Requirement: Please restate exactly the lines of the data below, beginning with the line containing "Enumerate this screenshot's" and ending with the last line.
================================
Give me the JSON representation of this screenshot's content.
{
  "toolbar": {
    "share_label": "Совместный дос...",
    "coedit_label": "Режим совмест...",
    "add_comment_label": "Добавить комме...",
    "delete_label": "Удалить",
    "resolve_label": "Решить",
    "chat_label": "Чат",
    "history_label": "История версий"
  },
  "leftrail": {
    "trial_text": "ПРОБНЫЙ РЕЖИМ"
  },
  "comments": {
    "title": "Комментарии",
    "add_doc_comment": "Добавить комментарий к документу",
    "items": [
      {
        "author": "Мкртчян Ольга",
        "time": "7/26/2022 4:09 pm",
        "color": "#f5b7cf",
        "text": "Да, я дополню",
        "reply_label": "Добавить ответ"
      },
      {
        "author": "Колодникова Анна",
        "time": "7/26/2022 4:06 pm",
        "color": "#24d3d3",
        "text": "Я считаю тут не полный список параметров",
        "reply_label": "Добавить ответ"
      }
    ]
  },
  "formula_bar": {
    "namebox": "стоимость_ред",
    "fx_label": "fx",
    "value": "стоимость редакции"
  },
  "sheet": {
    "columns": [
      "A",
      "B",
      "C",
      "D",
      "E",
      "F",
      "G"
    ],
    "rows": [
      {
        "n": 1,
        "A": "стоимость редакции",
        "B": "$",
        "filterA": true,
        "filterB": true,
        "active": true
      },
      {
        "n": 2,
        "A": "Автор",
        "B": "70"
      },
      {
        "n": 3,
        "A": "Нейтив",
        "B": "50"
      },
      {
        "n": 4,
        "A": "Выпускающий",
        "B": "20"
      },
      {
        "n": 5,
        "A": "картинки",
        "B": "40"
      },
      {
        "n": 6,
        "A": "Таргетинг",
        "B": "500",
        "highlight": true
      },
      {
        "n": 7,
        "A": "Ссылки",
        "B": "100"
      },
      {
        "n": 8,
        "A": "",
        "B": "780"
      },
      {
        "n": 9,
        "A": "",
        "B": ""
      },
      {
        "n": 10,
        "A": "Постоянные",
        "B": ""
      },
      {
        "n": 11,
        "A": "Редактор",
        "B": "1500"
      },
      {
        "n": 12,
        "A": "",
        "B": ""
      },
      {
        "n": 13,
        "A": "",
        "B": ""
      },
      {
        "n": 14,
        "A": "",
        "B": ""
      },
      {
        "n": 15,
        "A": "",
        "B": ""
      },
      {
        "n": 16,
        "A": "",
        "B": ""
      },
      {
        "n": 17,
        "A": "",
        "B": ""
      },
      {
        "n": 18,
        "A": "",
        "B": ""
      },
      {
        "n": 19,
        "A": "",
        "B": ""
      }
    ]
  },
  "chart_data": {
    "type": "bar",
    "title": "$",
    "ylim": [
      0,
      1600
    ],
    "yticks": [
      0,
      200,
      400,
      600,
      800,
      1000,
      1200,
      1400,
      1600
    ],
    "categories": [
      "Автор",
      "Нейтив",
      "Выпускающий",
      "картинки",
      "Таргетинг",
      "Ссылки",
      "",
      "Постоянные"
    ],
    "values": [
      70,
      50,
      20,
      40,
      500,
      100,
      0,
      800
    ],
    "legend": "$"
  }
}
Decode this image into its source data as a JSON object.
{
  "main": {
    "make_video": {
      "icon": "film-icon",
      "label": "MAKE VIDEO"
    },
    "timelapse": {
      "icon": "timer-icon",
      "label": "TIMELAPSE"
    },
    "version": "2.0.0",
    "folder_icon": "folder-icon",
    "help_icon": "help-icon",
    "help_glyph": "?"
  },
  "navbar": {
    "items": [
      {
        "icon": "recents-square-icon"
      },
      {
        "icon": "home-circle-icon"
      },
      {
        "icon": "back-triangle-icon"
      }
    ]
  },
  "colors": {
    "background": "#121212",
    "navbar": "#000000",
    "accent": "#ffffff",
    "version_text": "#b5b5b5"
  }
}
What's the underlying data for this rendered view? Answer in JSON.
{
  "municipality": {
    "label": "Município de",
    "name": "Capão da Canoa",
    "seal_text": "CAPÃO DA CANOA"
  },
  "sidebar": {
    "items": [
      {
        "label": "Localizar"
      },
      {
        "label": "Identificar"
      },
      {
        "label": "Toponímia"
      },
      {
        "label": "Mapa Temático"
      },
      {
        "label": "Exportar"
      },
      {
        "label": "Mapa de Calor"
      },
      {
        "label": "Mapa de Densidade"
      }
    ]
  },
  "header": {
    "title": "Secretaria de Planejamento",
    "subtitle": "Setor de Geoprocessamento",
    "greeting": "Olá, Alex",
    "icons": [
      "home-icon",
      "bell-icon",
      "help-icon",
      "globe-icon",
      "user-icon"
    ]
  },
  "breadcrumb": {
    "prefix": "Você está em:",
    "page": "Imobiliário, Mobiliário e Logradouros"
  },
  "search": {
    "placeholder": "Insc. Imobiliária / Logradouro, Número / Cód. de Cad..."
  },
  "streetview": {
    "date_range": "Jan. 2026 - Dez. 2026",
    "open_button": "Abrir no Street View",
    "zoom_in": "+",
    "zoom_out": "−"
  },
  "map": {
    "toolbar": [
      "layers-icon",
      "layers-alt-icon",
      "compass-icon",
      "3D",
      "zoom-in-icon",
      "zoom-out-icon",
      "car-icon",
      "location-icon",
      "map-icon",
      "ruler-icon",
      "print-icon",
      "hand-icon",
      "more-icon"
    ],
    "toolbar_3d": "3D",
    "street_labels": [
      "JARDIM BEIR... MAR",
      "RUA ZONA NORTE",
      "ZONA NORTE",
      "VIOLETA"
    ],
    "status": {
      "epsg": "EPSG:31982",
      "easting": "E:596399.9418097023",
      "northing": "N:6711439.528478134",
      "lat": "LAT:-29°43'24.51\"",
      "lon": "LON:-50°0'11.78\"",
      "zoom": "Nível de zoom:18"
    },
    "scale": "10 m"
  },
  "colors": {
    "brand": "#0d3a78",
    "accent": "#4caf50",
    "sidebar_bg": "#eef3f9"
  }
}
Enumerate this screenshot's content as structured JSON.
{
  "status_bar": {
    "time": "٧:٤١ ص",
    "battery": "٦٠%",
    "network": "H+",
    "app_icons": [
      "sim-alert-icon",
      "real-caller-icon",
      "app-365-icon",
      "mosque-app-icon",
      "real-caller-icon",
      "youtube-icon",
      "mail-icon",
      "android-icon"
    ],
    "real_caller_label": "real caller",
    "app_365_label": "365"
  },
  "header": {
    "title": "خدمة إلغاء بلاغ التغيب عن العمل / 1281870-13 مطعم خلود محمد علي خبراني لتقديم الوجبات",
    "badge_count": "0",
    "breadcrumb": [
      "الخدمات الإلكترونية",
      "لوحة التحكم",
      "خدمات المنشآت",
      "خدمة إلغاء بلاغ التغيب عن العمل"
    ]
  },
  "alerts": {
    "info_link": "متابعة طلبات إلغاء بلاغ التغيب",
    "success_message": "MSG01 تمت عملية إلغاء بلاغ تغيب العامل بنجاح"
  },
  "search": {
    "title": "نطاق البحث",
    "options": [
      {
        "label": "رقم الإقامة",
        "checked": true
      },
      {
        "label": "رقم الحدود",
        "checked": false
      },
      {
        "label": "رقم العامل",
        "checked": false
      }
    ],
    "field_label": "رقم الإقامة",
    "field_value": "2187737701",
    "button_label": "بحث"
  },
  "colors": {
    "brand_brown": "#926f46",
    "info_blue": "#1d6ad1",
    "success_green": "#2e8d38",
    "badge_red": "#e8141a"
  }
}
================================
Your response:
Enumerate this screenshot's content as structured JSON.
{
  "status_bar": {
    "time": "٧:٤١ ص",
    "battery": "٦٠%",
    "network": "H+",
    "app_icons": [
      "sim-alert-icon",
      "real-caller-icon",
      "app-365-icon",
      "mosque-app-icon",
      "real-caller-icon",
      "youtube-icon",
      "mail-icon",
      "android-icon"
    ],
    "real_caller_label": "real caller",
    "app_365_label": "365"
  },
  "header": {
    "title": "خدمة إلغاء بلاغ التغيب عن العمل / 1281870-13 مطعم خلود محمد علي خبراني لتقديم الوجبات",
    "badge_count": "0",
    "breadcrumb": [
      "الخدمات الإلكترونية",
      "لوحة التحكم",
      "خدمات المنشآت",
      "خدمة إلغاء بلاغ التغيب عن العمل"
    ]
  },
  "alerts": {
    "info_link": "متابعة طلبات إلغاء بلاغ التغيب",
    "success_message": "MSG01 تمت عملية إلغاء بلاغ تغيب العامل بنجاح"
  },
  "search": {
    "title": "نطاق البحث",
    "options": [
      {
        "label": "رقم الإقامة",
        "checked": true
      },
      {
        "label": "رقم الحدود",
        "checked": false
      },
      {
        "label": "رقم العامل",
        "checked": false
      }
    ],
    "field_label": "رقم الإقامة",
    "field_value": "2187737701",
    "button_label": "بحث"
  },
  "colors": {
    "brand_brown": "#926f46",
    "info_blue": "#1d6ad1",
    "success_green": "#2e8d38",
    "badge_red": "#e8141a"
  }
}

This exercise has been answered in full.